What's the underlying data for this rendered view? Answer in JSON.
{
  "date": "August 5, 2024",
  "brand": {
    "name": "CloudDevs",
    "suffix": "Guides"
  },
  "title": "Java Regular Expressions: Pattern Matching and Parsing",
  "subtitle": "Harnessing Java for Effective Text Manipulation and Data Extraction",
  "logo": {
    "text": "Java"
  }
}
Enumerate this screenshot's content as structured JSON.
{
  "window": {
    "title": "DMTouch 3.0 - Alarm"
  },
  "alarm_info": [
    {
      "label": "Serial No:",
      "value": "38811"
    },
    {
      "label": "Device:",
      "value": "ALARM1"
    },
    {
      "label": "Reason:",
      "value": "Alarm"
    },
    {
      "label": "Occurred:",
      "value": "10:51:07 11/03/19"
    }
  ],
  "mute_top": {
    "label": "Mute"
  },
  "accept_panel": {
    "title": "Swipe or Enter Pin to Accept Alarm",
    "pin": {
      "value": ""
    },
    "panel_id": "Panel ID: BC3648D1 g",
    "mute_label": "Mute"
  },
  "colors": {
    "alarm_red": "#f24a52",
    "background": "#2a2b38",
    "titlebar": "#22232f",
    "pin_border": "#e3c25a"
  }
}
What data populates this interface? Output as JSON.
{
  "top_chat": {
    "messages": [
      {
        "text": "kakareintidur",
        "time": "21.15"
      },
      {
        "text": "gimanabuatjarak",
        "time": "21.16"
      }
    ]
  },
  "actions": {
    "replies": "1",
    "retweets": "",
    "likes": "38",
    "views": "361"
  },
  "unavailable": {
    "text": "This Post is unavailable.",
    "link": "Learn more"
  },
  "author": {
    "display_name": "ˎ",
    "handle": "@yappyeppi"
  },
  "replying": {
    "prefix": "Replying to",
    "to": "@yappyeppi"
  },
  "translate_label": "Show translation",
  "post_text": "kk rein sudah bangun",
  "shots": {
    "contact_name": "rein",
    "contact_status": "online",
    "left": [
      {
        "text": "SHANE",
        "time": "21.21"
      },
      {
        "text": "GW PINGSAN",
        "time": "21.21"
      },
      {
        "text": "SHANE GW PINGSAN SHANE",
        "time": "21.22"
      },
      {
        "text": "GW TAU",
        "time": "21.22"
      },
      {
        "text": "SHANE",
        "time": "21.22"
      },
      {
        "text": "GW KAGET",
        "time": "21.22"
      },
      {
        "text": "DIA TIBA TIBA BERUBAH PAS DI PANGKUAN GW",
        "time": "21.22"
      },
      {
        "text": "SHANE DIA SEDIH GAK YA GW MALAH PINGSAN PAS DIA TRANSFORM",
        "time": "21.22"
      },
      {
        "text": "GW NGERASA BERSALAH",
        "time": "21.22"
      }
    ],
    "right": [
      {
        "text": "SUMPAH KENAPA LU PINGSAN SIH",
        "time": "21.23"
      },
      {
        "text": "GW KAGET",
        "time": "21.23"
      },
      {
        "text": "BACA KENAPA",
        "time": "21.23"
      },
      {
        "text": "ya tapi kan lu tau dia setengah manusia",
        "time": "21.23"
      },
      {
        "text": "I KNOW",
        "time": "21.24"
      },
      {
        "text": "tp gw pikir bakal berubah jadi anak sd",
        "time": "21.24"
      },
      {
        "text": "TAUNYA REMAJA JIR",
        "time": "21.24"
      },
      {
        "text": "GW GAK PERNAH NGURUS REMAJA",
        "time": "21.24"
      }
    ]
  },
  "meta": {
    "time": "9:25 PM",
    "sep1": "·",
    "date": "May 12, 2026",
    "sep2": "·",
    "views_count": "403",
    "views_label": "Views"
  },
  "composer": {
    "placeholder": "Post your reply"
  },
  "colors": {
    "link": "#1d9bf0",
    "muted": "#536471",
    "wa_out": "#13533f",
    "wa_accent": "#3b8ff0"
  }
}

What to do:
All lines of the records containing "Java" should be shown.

Answer for this exercise:
  "title": "Java Regular Expressions: Pattern Matching and Parsing",
  "subtitle": "Harnessing Java for Effective Text Manipulation and Data Extraction",
    "text": "Java"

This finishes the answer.